born 1976, Canada
Before devoting himself full time to documentary photography in 2008, Michel Huneault worked in the international development field for a dozen years, a profession that took him to over twenty countries, including one full year in Kandahar, Afghanistan. He holds an MA in Latin American Studies from the University of California, Berkeley, where he was a Rotary World Peace Fellow, researching the role of collective memory in large scale traumatic recovery. At Berkeley, he was a student and teaching assistant of Magnum photographer Gilles Peress, and afterwards held an apprenticeship position with him in New York. His practice—often mixing photography with audio/video elements—focuses on development and humanitarian issues, on personal and collective traumas, and on complex geographies.
Huneault is the recipient of numerous awards including the Dorothea Lange-Paul Taylor Prize (2015) for his long-term work on the Lac-Mégantic catastrophe, and the R. James Travers Foreign Corresponding Fellowship (2016) to continue his research on migration. In 2016 his project Post Tohoku, looking at the impact of the tsunami in Japan, was nominated for the Prix Pictet 7 and received a Prix Antoine-Désilets.
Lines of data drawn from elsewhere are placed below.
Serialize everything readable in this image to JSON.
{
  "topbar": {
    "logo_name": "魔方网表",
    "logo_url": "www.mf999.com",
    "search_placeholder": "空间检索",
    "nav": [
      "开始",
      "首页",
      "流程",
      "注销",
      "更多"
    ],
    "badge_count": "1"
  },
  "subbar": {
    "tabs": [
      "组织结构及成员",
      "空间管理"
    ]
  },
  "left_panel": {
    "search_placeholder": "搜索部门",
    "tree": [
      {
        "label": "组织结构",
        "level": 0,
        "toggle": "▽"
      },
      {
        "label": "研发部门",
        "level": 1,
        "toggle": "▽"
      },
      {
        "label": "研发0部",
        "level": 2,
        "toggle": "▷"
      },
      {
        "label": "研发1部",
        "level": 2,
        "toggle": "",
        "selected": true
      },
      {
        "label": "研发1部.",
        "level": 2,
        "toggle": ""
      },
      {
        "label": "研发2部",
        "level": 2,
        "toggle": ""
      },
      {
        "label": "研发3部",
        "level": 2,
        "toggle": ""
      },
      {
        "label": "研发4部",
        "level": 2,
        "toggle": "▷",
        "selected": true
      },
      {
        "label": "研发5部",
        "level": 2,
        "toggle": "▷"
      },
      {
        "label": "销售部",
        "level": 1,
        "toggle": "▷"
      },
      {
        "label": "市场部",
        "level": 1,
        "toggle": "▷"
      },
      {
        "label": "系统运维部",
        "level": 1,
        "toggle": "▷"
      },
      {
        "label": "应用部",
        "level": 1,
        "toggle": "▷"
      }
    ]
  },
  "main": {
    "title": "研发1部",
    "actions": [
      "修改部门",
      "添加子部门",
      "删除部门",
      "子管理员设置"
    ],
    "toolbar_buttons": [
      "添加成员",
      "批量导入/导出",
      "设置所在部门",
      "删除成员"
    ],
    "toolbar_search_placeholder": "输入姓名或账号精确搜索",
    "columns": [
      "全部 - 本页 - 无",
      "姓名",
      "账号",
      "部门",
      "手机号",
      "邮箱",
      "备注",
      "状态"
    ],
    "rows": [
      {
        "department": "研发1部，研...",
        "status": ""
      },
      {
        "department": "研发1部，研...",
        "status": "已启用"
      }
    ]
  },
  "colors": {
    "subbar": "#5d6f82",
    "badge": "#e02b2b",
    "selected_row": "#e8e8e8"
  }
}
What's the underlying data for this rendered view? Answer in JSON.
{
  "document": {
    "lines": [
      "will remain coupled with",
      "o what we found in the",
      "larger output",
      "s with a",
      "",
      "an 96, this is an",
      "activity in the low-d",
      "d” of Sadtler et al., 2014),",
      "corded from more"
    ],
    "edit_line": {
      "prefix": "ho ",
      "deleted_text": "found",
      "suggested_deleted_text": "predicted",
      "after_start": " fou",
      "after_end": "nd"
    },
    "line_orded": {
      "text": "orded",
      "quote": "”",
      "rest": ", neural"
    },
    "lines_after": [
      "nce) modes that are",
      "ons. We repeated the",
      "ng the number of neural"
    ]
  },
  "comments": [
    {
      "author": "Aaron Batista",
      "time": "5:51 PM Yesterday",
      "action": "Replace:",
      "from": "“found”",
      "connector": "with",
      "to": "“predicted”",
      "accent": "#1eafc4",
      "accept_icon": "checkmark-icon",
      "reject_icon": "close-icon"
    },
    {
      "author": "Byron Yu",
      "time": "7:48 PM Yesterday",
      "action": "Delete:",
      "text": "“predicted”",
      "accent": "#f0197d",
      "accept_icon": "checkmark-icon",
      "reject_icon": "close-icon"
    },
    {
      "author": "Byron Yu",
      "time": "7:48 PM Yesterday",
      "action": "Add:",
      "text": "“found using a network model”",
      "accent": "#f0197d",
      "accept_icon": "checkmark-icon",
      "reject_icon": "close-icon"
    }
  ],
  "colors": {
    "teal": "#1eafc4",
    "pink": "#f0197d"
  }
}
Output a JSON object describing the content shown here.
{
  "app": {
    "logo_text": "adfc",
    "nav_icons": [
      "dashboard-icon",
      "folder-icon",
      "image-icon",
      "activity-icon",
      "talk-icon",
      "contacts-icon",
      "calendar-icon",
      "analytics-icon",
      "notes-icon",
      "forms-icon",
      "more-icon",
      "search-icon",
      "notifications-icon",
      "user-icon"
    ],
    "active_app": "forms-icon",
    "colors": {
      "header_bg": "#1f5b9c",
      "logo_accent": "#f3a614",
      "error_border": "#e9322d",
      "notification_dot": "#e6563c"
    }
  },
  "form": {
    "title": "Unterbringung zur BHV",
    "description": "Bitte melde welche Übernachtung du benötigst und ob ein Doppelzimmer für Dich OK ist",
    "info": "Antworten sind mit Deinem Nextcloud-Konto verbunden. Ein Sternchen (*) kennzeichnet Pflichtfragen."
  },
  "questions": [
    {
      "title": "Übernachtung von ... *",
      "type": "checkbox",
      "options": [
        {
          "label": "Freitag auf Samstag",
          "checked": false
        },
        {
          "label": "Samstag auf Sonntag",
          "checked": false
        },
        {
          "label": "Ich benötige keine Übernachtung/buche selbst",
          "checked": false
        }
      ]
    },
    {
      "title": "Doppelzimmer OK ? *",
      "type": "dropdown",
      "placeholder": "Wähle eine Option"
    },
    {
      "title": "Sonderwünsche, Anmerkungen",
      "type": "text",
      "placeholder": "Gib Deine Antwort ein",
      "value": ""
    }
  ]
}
Huneault’s work has been exhibited in various venues in Canada, France, UK, USA, Japan and the Netherlands.
He lives and works in Montreal.
Artist Website: Michel Huneault
Curriculum Vitae (CV)
Michel Huneault CV [PDF]